In fact, the city last year bought a vacant commercial property the church was poised to buy, to keep it on the tax rolls. KLCC had planned to build a bigger sanctuary there.
"It's a valuable piece of property, and it would be detrimental to have it go to a nontaxable status," the mayor says. The city has since sold it to a developer.
Ramirez points out that a number of KLCC properties are not tax-exempt. The church pays $50,000 in taxes per year.
All this growth couldn't have happened without organizational skills - a requirement for megachurches. "Bishop Ramirez is gifted in that area," says Mr. Hashem.
The pastor began his career at Eastman Kodak, where he worked in marketing. The desire to help people more led him to emergency medical services, which he headed in Westchester County, N.Y., and Texas. In the process, he found he had media skills as well. All have come in handy here.
Starting with local public-access TV, the telegenic and media-savvy preacher moved on to a weekly radio show with another bishop, and then to regional TV programming - all available on the church's website.
As KLCC grew, he introduced small groups, where 10 to 20 members meet regularly to encourage spiritual growth and support each other.

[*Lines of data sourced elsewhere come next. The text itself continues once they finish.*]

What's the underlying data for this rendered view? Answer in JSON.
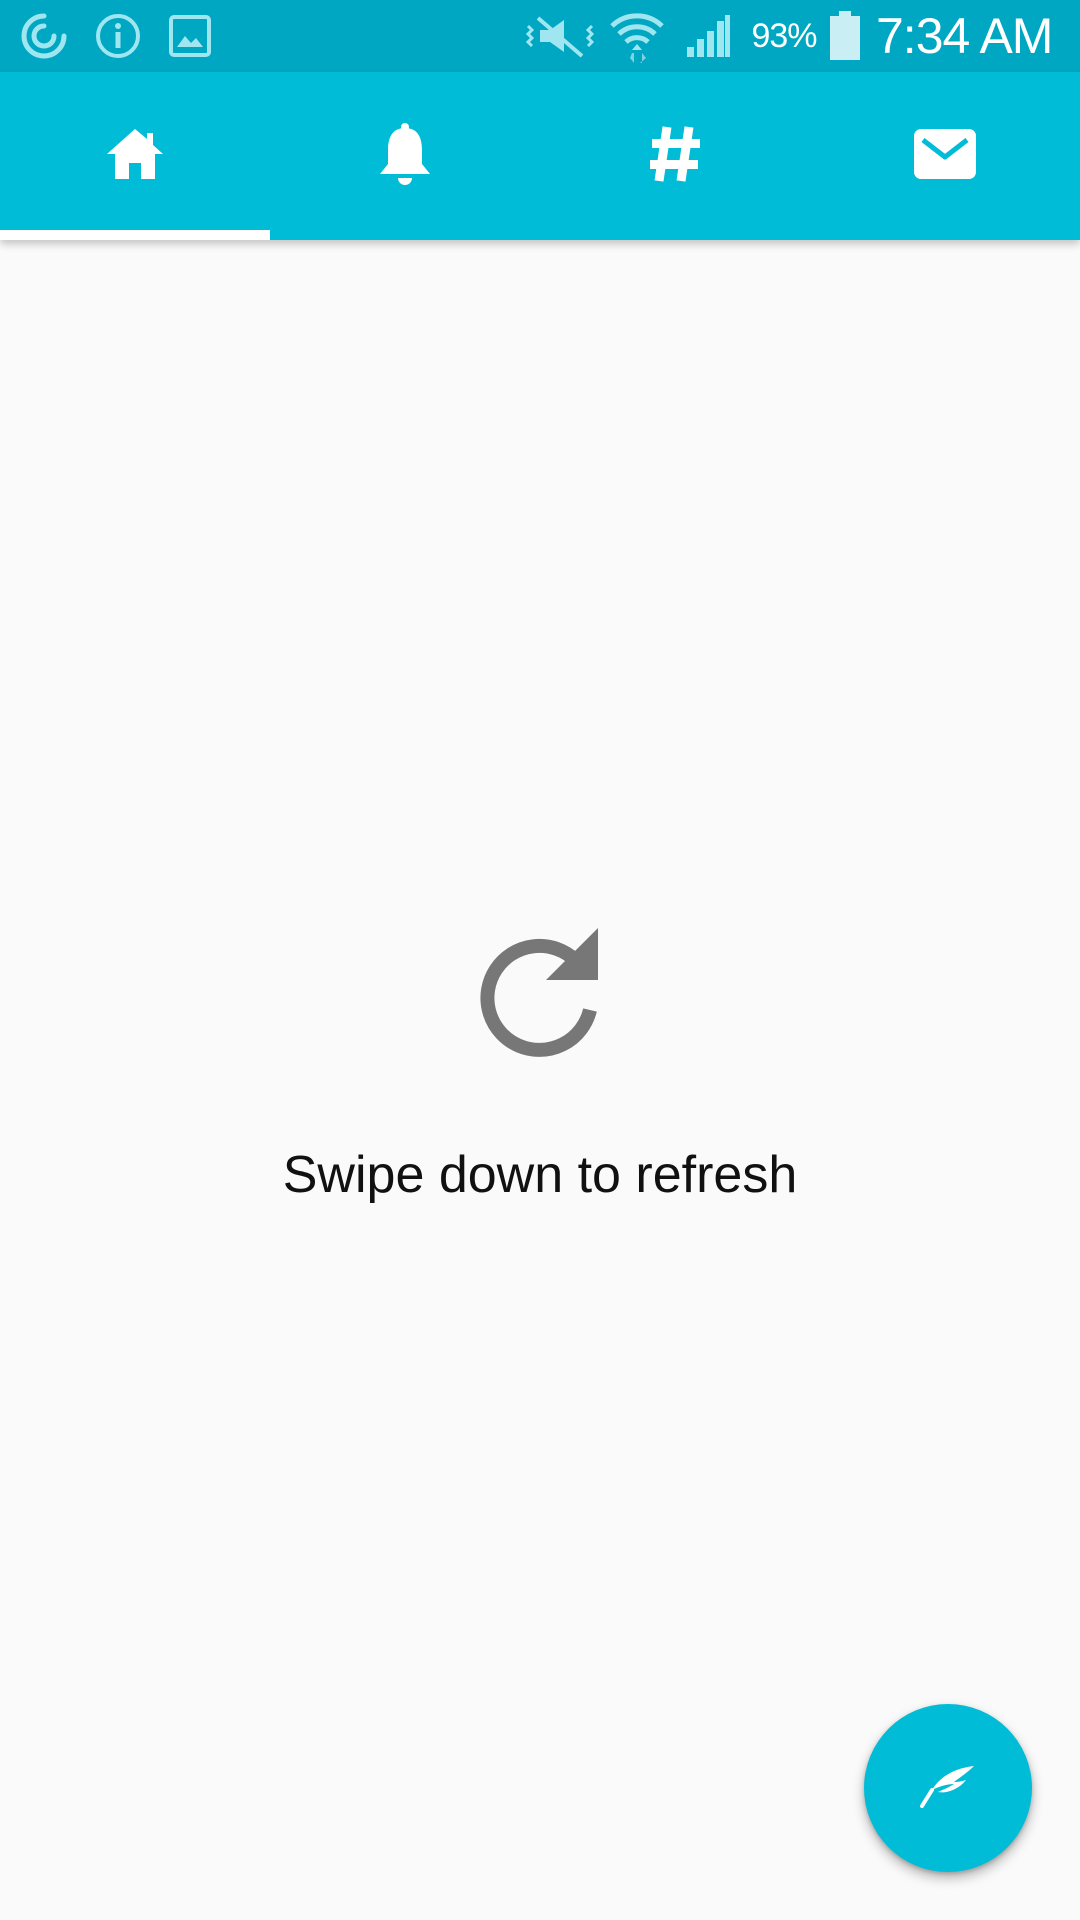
{
  "status_bar": {
    "left_icons": [
      "sync-icon",
      "info-icon",
      "image-icon"
    ],
    "right_icons": [
      "vibrate-mute-icon",
      "wifi-icon",
      "cell-signal-icon",
      "battery-icon"
    ],
    "battery_percent": "93%",
    "time": "7:34 AM",
    "background_color": "#00a7c2"
  },
  "tabs": [
    {
      "name": "home",
      "icon": "home-icon",
      "selected": true
    },
    {
      "name": "notifications",
      "icon": "bell-icon",
      "selected": false
    },
    {
      "name": "hashtags",
      "icon": "hashtag-icon",
      "selected": false
    },
    {
      "name": "messages",
      "icon": "mail-icon",
      "selected": false
    }
  ],
  "theme": {
    "accent": "#00bcd6",
    "indicator": "#ffffff",
    "background": "#fafafa",
    "empty_icon_color": "#777777"
  },
  "empty_state": {
    "icon": "refresh-icon",
    "message": "Swipe down to refresh"
  },
  "fab": {
    "icon": "feather-icon"
  }
}
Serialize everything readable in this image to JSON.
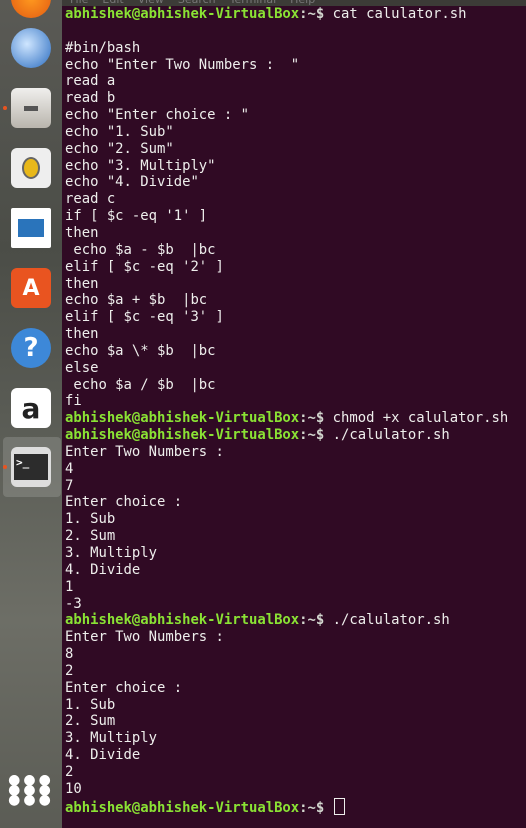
{
  "menubar": {
    "items": [
      "File",
      "Edit",
      "View",
      "Search",
      "Terminal",
      "Help"
    ]
  },
  "launcher": {
    "items": [
      "Firefox",
      "Thunderbird",
      "Files",
      "Rhythmbox",
      "LibreOffice Writer",
      "Ubuntu Software",
      "Help",
      "Amazon",
      "Terminal",
      "Show Applications"
    ]
  },
  "terminal": {
    "prompt_user": "abhishek@abhishek-VirtualBox",
    "prompt_sep": ":~$",
    "lines": [
      {
        "type": "prompt",
        "cmd": " cat calulator.sh"
      },
      {
        "type": "out",
        "text": ""
      },
      {
        "type": "out",
        "text": "#bin/bash"
      },
      {
        "type": "out",
        "text": "echo \"Enter Two Numbers :  \""
      },
      {
        "type": "out",
        "text": "read a"
      },
      {
        "type": "out",
        "text": "read b"
      },
      {
        "type": "out",
        "text": "echo \"Enter choice : \""
      },
      {
        "type": "out",
        "text": "echo \"1. Sub\""
      },
      {
        "type": "out",
        "text": "echo \"2. Sum\""
      },
      {
        "type": "out",
        "text": "echo \"3. Multiply\""
      },
      {
        "type": "out",
        "text": "echo \"4. Divide\""
      },
      {
        "type": "out",
        "text": "read c"
      },
      {
        "type": "out",
        "text": "if [ $c -eq '1' ]"
      },
      {
        "type": "out",
        "text": "then"
      },
      {
        "type": "out",
        "text": " echo $a - $b  |bc"
      },
      {
        "type": "out",
        "text": "elif [ $c -eq '2' ]"
      },
      {
        "type": "out",
        "text": "then"
      },
      {
        "type": "out",
        "text": "echo $a + $b  |bc"
      },
      {
        "type": "out",
        "text": "elif [ $c -eq '3' ]"
      },
      {
        "type": "out",
        "text": "then"
      },
      {
        "type": "out",
        "text": "echo $a \\* $b  |bc"
      },
      {
        "type": "out",
        "text": "else"
      },
      {
        "type": "out",
        "text": " echo $a / $b  |bc"
      },
      {
        "type": "out",
        "text": "fi"
      },
      {
        "type": "prompt",
        "cmd": " chmod +x calulator.sh"
      },
      {
        "type": "prompt",
        "cmd": " ./calulator.sh"
      },
      {
        "type": "out",
        "text": "Enter Two Numbers :"
      },
      {
        "type": "out",
        "text": "4"
      },
      {
        "type": "out",
        "text": "7"
      },
      {
        "type": "out",
        "text": "Enter choice :"
      },
      {
        "type": "out",
        "text": "1. Sub"
      },
      {
        "type": "out",
        "text": "2. Sum"
      },
      {
        "type": "out",
        "text": "3. Multiply"
      },
      {
        "type": "out",
        "text": "4. Divide"
      },
      {
        "type": "out",
        "text": "1"
      },
      {
        "type": "out",
        "text": "-3"
      },
      {
        "type": "prompt",
        "cmd": " ./calulator.sh"
      },
      {
        "type": "out",
        "text": "Enter Two Numbers :"
      },
      {
        "type": "out",
        "text": "8"
      },
      {
        "type": "out",
        "text": "2"
      },
      {
        "type": "out",
        "text": "Enter choice :"
      },
      {
        "type": "out",
        "text": "1. Sub"
      },
      {
        "type": "out",
        "text": "2. Sum"
      },
      {
        "type": "out",
        "text": "3. Multiply"
      },
      {
        "type": "out",
        "text": "4. Divide"
      },
      {
        "type": "out",
        "text": "2"
      },
      {
        "type": "out",
        "text": "10"
      },
      {
        "type": "prompt",
        "cmd": " ",
        "cursor": true
      }
    ]
  }
}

The groups offer an intimate community within large churches, members say, and are vital for developing leaders.
Scott and Joyce Marlow joined KLCC 10 years ago and first served as youth ministers. Then they became home fellowship leaders, and now coordinate the home program covering four geographic districts. They plan and prepare materials for small-group study based on Ramirez's sermons. Mr. Marlow was ordained three years ago, though he has a full-time job as superintendent of a building firm. His wife, Joyce, is serving in a year-long ministerial capacity. For them, the home fellowship experience is key. "When you get the structure right," she says, "then it grows by word of mouth."
Like KLCC, about one-third of megachurches are independent, developing out of a frustration with denominations. While they allow pastors freedom to preach as they see fit, they lack accountability, training, and credentialing. To address those needs, new independent networks and affiliations have developed, some more formal, some less so.
Ramirez started a network for independent churches in Connecticut called K-Net, joining some 30 churches in fellowship and workshops. In recent years, calls came from pastors in Africa and South America who've seen the website. Ramirez visited Ghana and Colombia and brought several hundred churches into K-Net International.
"We have been on our own for a long time, and need guidance," says Pastor Godwin Normanyo of Ghana, here for the international conference and his ordination as a bishop within the network.
"It's like the dry bones rising up - I see God raising a great army united in Spirit," Mrs. Normanyo adds. "K-Net is a spiritual help to encourage and lift us...."